▸ RECORD EXTRACTS
Start of Block

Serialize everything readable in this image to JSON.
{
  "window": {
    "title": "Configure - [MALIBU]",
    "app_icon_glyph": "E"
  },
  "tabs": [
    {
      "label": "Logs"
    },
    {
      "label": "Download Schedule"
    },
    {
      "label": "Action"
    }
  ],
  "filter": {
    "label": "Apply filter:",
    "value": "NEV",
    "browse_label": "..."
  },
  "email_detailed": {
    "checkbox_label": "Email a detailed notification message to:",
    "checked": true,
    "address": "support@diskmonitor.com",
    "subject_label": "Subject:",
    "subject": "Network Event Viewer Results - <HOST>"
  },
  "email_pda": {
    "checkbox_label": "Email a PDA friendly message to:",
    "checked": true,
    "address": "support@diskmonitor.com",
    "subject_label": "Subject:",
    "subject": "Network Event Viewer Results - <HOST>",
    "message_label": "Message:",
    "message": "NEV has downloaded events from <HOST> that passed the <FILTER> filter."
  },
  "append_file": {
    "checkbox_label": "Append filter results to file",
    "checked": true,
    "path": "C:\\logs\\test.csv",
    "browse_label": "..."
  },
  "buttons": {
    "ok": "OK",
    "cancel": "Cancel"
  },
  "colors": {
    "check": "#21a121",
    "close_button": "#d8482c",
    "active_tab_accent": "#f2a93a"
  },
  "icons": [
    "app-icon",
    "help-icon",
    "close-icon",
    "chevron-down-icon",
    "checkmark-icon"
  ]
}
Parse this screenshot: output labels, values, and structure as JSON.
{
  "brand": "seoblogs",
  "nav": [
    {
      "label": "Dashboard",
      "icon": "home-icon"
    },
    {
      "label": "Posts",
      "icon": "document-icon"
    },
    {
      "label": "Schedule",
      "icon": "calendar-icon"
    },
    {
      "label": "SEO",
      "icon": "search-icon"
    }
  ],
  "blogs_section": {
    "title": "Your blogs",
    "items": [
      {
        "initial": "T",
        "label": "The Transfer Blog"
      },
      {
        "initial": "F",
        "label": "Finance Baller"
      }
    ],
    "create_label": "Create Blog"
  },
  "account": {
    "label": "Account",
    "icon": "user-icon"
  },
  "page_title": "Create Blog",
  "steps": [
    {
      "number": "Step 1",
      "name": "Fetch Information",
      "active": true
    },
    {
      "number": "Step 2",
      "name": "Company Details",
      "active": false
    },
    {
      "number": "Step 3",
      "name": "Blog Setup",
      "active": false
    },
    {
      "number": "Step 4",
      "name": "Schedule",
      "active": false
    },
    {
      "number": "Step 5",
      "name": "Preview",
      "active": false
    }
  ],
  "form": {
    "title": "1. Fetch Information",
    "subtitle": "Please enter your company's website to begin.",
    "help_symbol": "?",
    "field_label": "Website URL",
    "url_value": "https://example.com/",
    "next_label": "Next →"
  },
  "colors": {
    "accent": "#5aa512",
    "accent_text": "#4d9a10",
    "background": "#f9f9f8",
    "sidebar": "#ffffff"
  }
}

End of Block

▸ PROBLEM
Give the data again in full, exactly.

▸ RESULT OF THIS TASK
Serialize everything readable in this image to JSON.
{
  "window": {
    "title": "Configure - [MALIBU]",
    "app_icon_glyph": "E"
  },
  "tabs": [
    {
      "label": "Logs"
    },
    {
      "label": "Download Schedule"
    },
    {
      "label": "Action"
    }
  ],
  "filter": {
    "label": "Apply filter:",
    "value": "NEV",
    "browse_label": "..."
  },
  "email_detailed": {
    "checkbox_label": "Email a detailed notification message to:",
    "checked": true,
    "address": "support@diskmonitor.com",
    "subject_label": "Subject:",
    "subject": "Network Event Viewer Results - <HOST>"
  },
  "email_pda": {
    "checkbox_label": "Email a PDA friendly message to:",
    "checked": true,
    "address": "support@diskmonitor.com",
    "subject_label": "Subject:",
    "subject": "Network Event Viewer Results - <HOST>",
    "message_label": "Message:",
    "message": "NEV has downloaded events from <HOST> that passed the <FILTER> filter."
  },
  "append_file": {
    "checkbox_label": "Append filter results to file",
    "checked": true,
    "path": "C:\\logs\\test.csv",
    "browse_label": "..."
  },
  "buttons": {
    "ok": "OK",
    "cancel": "Cancel"
  },
  "colors": {
    "check": "#21a121",
    "close_button": "#d8482c",
    "active_tab_accent": "#f2a93a"
  },
  "icons": [
    "app-icon",
    "help-icon",
    "close-icon",
    "chevron-down-icon",
    "checkmark-icon"
  ]
}
Parse this screenshot: output labels, values, and structure as JSON.
{
  "brand": "seoblogs",
  "nav": [
    {
      "label": "Dashboard",
      "icon": "home-icon"
    },
    {
      "label": "Posts",
      "icon": "document-icon"
    },
    {
      "label": "Schedule",
      "icon": "calendar-icon"
    },
    {
      "label": "SEO",
      "icon": "search-icon"
    }
  ],
  "blogs_section": {
    "title": "Your blogs",
    "items": [
      {
        "initial": "T",
        "label": "The Transfer Blog"
      },
      {
        "initial": "F",
        "label": "Finance Baller"
      }
    ],
    "create_label": "Create Blog"
  },
  "account": {
    "label": "Account",
    "icon": "user-icon"
  },
  "page_title": "Create Blog",
  "steps": [
    {
      "number": "Step 1",
      "name": "Fetch Information",
      "active": true
    },
    {
      "number": "Step 2",
      "name": "Company Details",
      "active": false
    },
    {
      "number": "Step 3",
      "name": "Blog Setup",
      "active": false
    },
    {
      "number": "Step 4",
      "name": "Schedule",
      "active": false
    },
    {
      "number": "Step 5",
      "name": "Preview",
      "active": false
    }
  ],
  "form": {
    "title": "1. Fetch Information",
    "subtitle": "Please enter your company's website to begin.",
    "help_symbol": "?",
    "field_label": "Website URL",
    "url_value": "https://example.com/",
    "next_label": "Next →"
  },
  "colors": {
    "accent": "#5aa512",
    "accent_text": "#4d9a10",
    "background": "#f9f9f8",
    "sidebar": "#ffffff"
  }
}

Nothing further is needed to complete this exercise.